_Problem details:_
Would you please copy each line below that includes the string "properties"?

◇ ◇ ◇ ◇ ◇

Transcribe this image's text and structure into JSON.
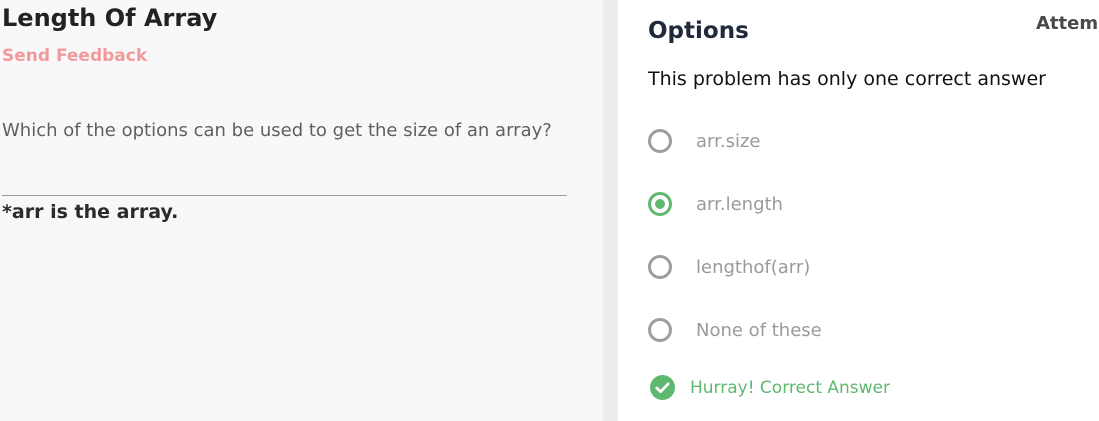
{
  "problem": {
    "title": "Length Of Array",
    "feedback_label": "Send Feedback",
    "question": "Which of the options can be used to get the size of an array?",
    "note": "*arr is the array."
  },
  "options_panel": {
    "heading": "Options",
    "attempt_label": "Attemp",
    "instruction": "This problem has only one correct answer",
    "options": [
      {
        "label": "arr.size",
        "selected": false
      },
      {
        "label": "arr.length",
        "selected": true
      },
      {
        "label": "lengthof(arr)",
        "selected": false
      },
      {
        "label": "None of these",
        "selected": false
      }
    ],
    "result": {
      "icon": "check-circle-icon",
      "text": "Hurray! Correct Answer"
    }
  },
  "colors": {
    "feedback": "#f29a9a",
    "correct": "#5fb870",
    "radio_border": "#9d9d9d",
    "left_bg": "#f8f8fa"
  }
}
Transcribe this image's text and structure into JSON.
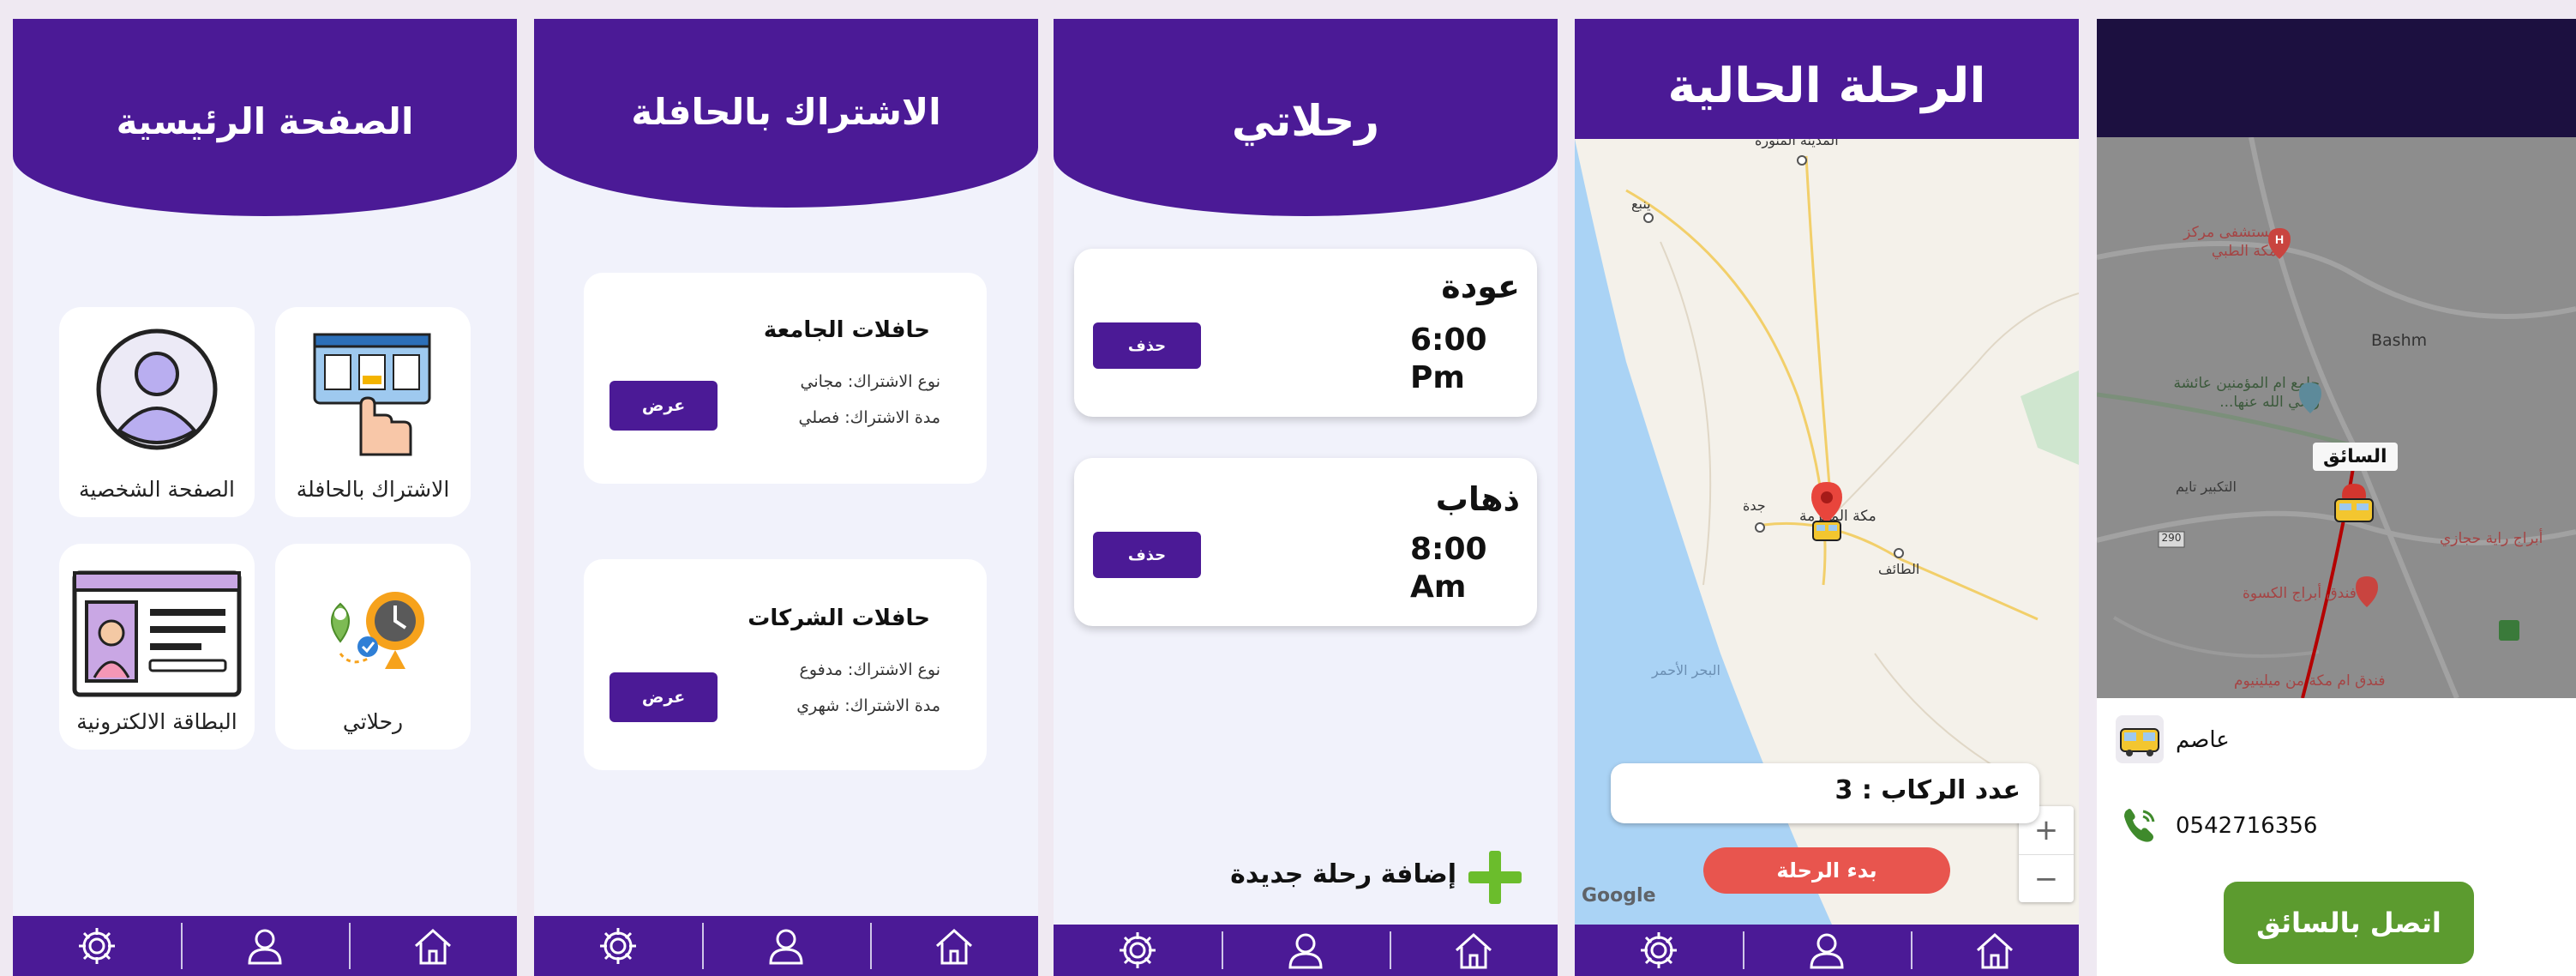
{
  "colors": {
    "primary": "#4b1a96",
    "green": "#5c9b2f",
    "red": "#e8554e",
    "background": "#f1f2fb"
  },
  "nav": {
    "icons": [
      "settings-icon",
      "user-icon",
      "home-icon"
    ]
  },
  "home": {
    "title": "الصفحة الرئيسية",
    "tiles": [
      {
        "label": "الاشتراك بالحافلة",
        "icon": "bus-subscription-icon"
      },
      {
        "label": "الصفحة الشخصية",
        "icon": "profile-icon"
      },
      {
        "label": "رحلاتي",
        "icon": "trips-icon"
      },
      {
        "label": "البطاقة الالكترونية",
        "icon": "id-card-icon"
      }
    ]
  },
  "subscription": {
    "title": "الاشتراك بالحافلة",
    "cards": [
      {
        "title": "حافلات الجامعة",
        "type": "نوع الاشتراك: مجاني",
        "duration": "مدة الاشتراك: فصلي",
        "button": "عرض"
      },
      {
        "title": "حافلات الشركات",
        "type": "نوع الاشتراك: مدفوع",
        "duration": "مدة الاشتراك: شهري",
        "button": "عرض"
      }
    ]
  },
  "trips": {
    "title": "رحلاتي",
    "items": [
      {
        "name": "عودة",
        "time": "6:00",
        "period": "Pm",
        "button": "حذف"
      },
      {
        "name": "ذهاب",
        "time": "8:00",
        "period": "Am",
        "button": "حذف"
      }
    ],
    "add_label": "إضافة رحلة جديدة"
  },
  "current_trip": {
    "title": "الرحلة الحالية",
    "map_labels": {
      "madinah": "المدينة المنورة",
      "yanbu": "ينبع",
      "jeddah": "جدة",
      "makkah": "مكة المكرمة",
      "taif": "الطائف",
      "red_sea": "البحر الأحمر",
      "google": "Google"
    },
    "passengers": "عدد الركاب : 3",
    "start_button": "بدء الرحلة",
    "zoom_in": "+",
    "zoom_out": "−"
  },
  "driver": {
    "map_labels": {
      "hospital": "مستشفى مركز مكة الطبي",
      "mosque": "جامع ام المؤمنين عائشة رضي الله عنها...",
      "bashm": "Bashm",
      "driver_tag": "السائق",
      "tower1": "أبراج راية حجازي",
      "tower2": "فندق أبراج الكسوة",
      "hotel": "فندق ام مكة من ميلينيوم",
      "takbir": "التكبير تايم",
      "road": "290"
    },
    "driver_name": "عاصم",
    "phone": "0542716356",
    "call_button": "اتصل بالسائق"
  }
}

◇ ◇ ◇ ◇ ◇

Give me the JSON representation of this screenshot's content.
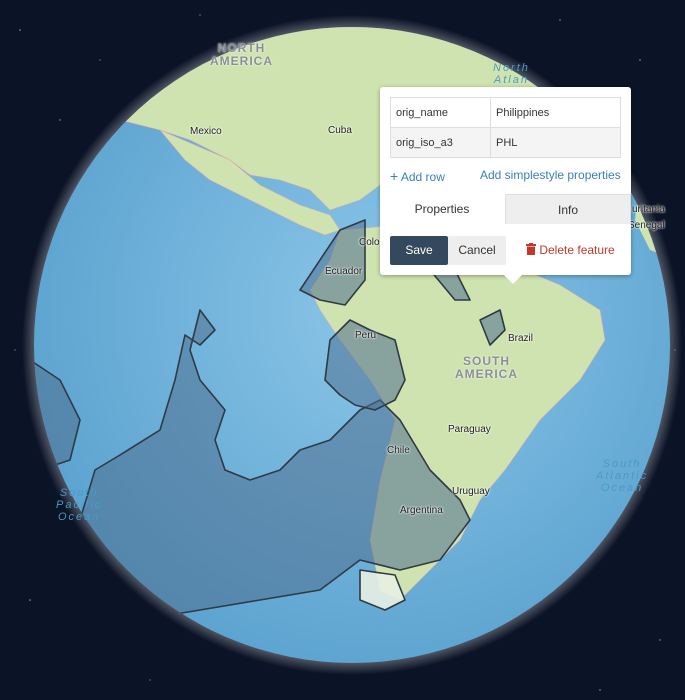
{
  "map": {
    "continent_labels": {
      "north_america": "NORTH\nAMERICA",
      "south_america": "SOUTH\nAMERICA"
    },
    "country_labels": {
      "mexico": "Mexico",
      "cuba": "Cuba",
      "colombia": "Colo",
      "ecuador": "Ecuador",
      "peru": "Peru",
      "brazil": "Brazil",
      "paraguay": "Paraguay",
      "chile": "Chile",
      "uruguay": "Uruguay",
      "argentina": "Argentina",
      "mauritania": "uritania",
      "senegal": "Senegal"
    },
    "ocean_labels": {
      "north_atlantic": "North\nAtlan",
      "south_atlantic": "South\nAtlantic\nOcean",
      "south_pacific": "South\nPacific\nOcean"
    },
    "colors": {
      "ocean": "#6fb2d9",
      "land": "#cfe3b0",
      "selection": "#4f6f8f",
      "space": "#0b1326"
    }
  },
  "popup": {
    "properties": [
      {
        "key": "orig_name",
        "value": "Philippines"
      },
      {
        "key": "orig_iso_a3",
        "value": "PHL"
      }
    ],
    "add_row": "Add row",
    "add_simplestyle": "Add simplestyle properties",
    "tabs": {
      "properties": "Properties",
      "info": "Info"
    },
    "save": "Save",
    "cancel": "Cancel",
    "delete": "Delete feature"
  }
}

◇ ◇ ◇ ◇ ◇

_Answer to the exercise:_
    "properties": [
    "add_simplestyle": "Add simplestyle properties",
      "properties": "Properties",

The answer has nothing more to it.